> [Work order]: Your answer must be every line of the data that contains "this".

> [Items from a data source]:
******

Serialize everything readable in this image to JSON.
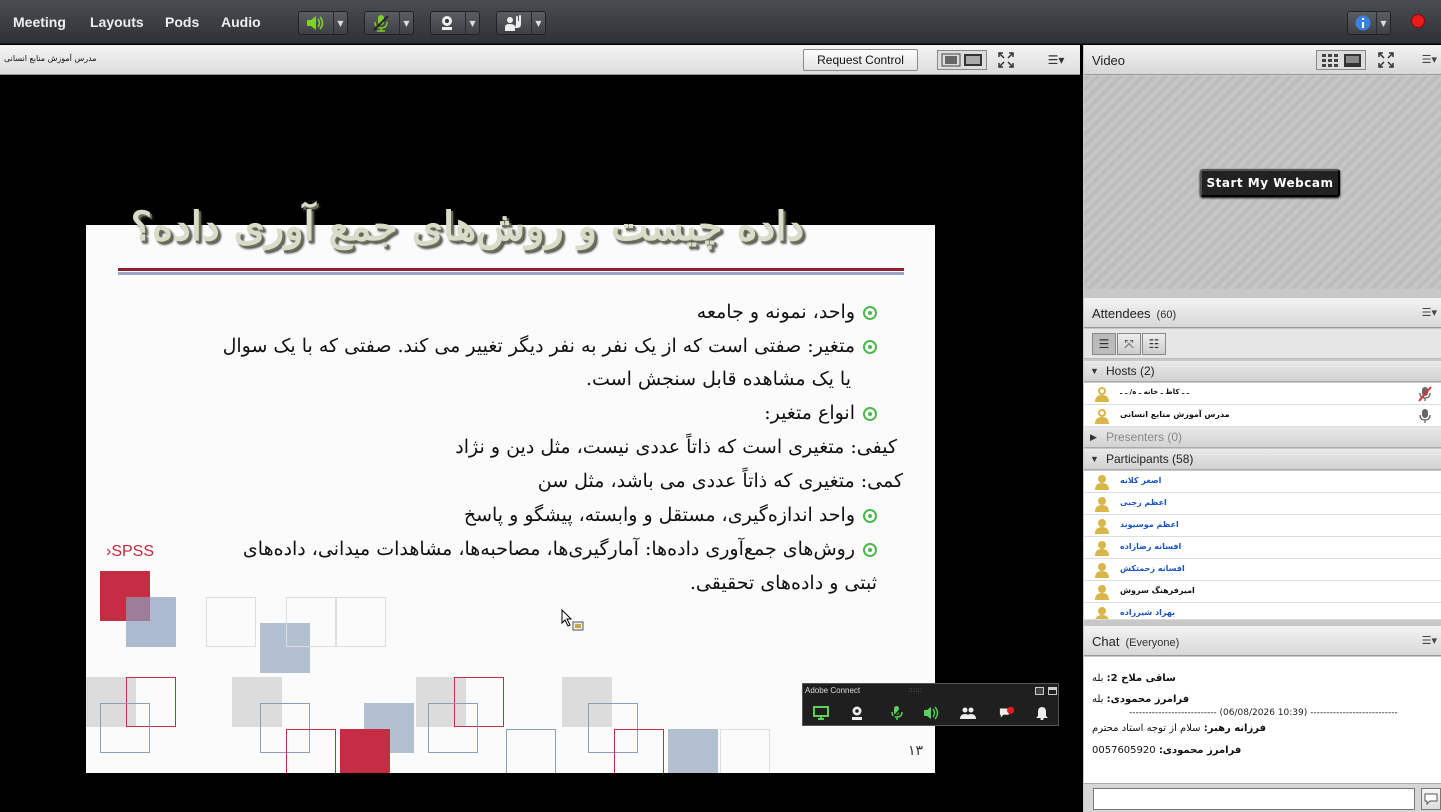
{
  "menubar": {
    "items": [
      "Meeting",
      "Layouts",
      "Pods",
      "Audio"
    ]
  },
  "colors": {
    "recording": "#e81c1c",
    "accent_green": "#4db84d",
    "link_blue": "#1a55c5",
    "slide_red": "#c0283c"
  },
  "share": {
    "title": "مدرس آموزش منابع انسانی",
    "request_control": "Request Control"
  },
  "slide": {
    "title": "داده چیست و روش‌های جمع آوری داده؟",
    "lines": [
      "واحد، نمونه و جامعه",
      "متغیر:  صفتی است که از یک نفر به نفر دیگر تغییر می کند. صفتی که با یک سوال",
      "یا یک مشاهده قابل سنجش است.",
      "انواع متغیر:",
      "کیفی: متغیری است که ذاتاً عددی نیست، مثل دین و نژاد",
      "کمی: متغیری که ذاتاً عددی می باشد، مثل سن",
      "واحد اندازه‌گیری، مستقل و وابسته، پیشگو و پاسخ",
      "روش‌های جمع‌آوری داده‌ها: آمارگیری‌ها، مصاحبه‌ها، مشاهدات میدانی، داده‌های",
      "ثبتی و داده‌های تحقیقی."
    ],
    "logo": "SPSS",
    "page": "۱۳"
  },
  "mini_bar": {
    "title": "Adobe Connect"
  },
  "video": {
    "title": "Video",
    "webcam_button": "Start My Webcam"
  },
  "attendees": {
    "title": "Attendees",
    "count": "(60)",
    "hosts_label": "Hosts (2)",
    "hosts": [
      "ـ ـ کاظ ـ خانه ـ ه/ ـ ـ",
      "مدرس آموزش منابع انسانی"
    ],
    "presenters_label": "Presenters (0)",
    "participants_label": "Participants (58)",
    "participants": [
      "اصغر کلانه",
      "اعظم رجبی",
      "اعظم موسیوند",
      "افسانه رضازاده",
      "افسانه زحمتکش",
      "امیرفرهنگ سروش",
      "بهزاد شیرزاده"
    ]
  },
  "chat": {
    "title": "Chat",
    "scope": "(Everyone)",
    "messages": [
      {
        "sender": "ساقی ملاح 2:",
        "text": "بله"
      },
      {
        "sender": "فرامرز محمودی:",
        "text": "بله"
      },
      {
        "sender": "فرزانه رهبر:",
        "text": "سلام از توجه استاد محترم"
      },
      {
        "sender": "فرامرز محمودی:",
        "text": "0057605920"
      }
    ],
    "separator": "--------------------------- (06/08/2026 10:39) ---------------------------",
    "input_value": ""
  }
}
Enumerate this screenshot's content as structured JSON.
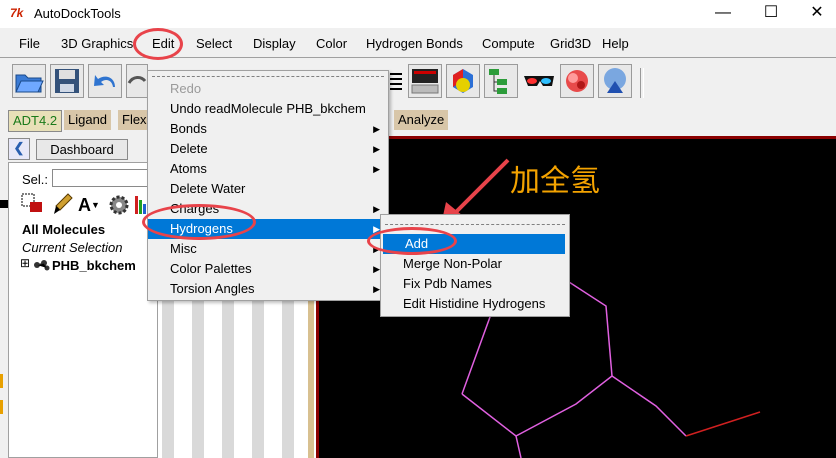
{
  "window": {
    "icon_text": "7k",
    "title": "AutoDockTools",
    "minimize": "—",
    "maximize": "☐",
    "close": "✕"
  },
  "menubar": [
    "File",
    "3D Graphics",
    "Edit",
    "Select",
    "Display",
    "Color",
    "Hydrogen Bonds",
    "Compute",
    "Grid3D",
    "Help"
  ],
  "tabs": [
    "ADT4.2",
    "Ligand",
    "Flex",
    "Analyze"
  ],
  "leftpanel": {
    "dashboard_label": "Dashboard",
    "sel_label": "Sel.:",
    "font_button": "A",
    "all_molecules": "All Molecules",
    "current_selection": "Current Selection",
    "expand": "⊞",
    "molecule": "PHB_bkchem"
  },
  "edit_menu": {
    "items": [
      {
        "label": "Redo",
        "disabled": true,
        "submenu": false
      },
      {
        "label": "Undo readMolecule PHB_bkchem",
        "disabled": false,
        "submenu": false
      },
      {
        "label": "Bonds",
        "disabled": false,
        "submenu": true
      },
      {
        "label": "Delete",
        "disabled": false,
        "submenu": true
      },
      {
        "label": "Atoms",
        "disabled": false,
        "submenu": true
      },
      {
        "label": "Delete Water",
        "disabled": false,
        "submenu": false
      },
      {
        "label": "Charges",
        "disabled": false,
        "submenu": true
      },
      {
        "label": "Hydrogens",
        "disabled": false,
        "submenu": true,
        "selected": true
      },
      {
        "label": "Misc",
        "disabled": false,
        "submenu": true
      },
      {
        "label": "Color Palettes",
        "disabled": false,
        "submenu": true
      },
      {
        "label": "Torsion Angles",
        "disabled": false,
        "submenu": true
      }
    ]
  },
  "hydrogens_submenu": {
    "items": [
      "Add",
      "Merge Non-Polar",
      "Fix Pdb Names",
      "Edit Histidine Hydrogens"
    ]
  },
  "annotation": {
    "text": "加全氢",
    "color": "#f4a300"
  },
  "colors": {
    "accent": "#0078d7",
    "annotation_red": "#e8434a",
    "molecule_line": "#e060e0"
  }
}
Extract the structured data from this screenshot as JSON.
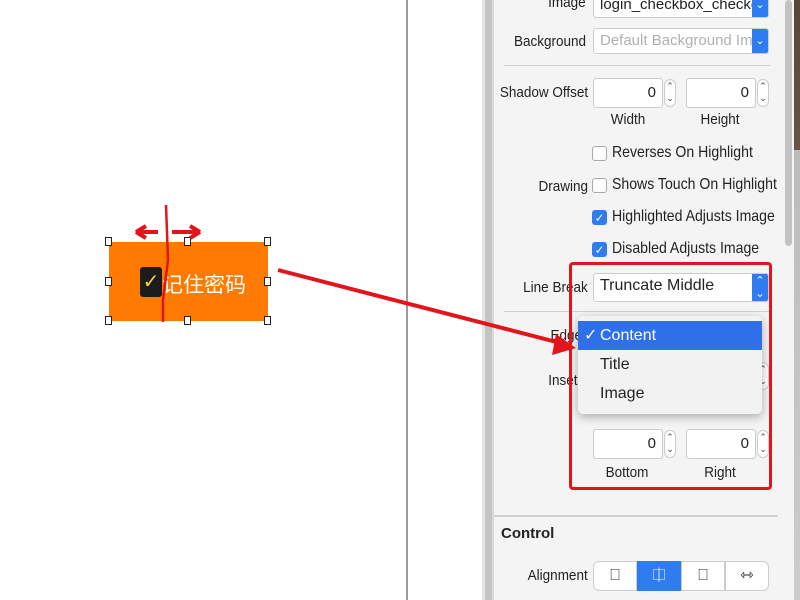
{
  "canvas": {
    "button_title": "记住密码",
    "button_color": "#ff7a00"
  },
  "inspector": {
    "image": {
      "label": "Image",
      "value": "login_checkbox_checked"
    },
    "background": {
      "label": "Background",
      "placeholder": "Default Background Image"
    },
    "shadow_offset": {
      "label": "Shadow Offset",
      "width": "0",
      "height": "0",
      "width_label": "Width",
      "height_label": "Height"
    },
    "drawing": {
      "label": "Drawing",
      "options": [
        {
          "label": "Reverses On Highlight",
          "checked": false
        },
        {
          "label": "Shows Touch On Highlight",
          "checked": false
        },
        {
          "label": "Highlighted Adjusts Image",
          "checked": true
        },
        {
          "label": "Disabled Adjusts Image",
          "checked": true
        }
      ]
    },
    "line_break": {
      "label": "Line Break",
      "value": "Truncate Middle"
    },
    "edge": {
      "label": "Edge",
      "menu": [
        {
          "label": "Content",
          "selected": true
        },
        {
          "label": "Title",
          "selected": false
        },
        {
          "label": "Image",
          "selected": false
        }
      ],
      "check": "✓"
    },
    "inset": {
      "label": "Inset",
      "bottom": "0",
      "right": "0",
      "bottom_label": "Bottom",
      "right_label": "Right"
    },
    "control": {
      "title": "Control",
      "alignment_label": "Alignment",
      "alignment_selected": 1
    }
  },
  "annotation_color": "#e3141b",
  "accent": "#2f7bf0"
}
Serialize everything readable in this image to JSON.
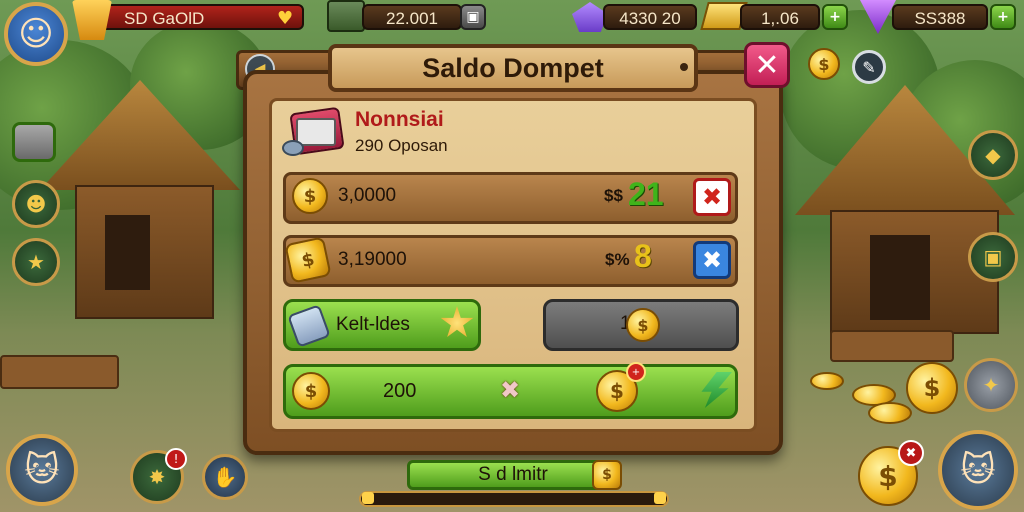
{
  "hud": {
    "gold_label": "SD GaOlD",
    "resources": [
      {
        "name": "books",
        "value": "22.001",
        "icon": "book-stack-icon"
      },
      {
        "name": "gems",
        "value": "4330 20",
        "icon": "purple-gem-icon"
      },
      {
        "name": "gold-bars",
        "value": "1,.06",
        "icon": "gold-bar-icon"
      },
      {
        "name": "crystals",
        "value": "SS388",
        "icon": "crystal-icon"
      }
    ]
  },
  "panel": {
    "title": "Saldo Dompet",
    "header_name": "Nonnsiai",
    "header_sub": "290 Oposan",
    "rows": [
      {
        "amount": "3,0000",
        "price_prefix": "$$",
        "price": "21"
      },
      {
        "amount": "3,19000",
        "price_prefix": "$%",
        "price": "8"
      }
    ],
    "buttons": {
      "green_label": "Kelt-ldes",
      "gray_label": "1",
      "confirm_amount": "200"
    }
  },
  "bottom": {
    "bar_label": "S d lmitr",
    "progress": 0.03
  },
  "colors": {
    "accent_green": "#4f9d1c",
    "close_pink": "#c21f55",
    "wood": "#8e5f2e",
    "coin_gold": "#f2b81e"
  }
}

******

> [Solution]:
Serialize everything readable in this image to JSON.
Enumerate this screenshot's content as structured JSON.
Extract the structured data from this screenshot as JSON.
Serialize everything readable in this image to JSON.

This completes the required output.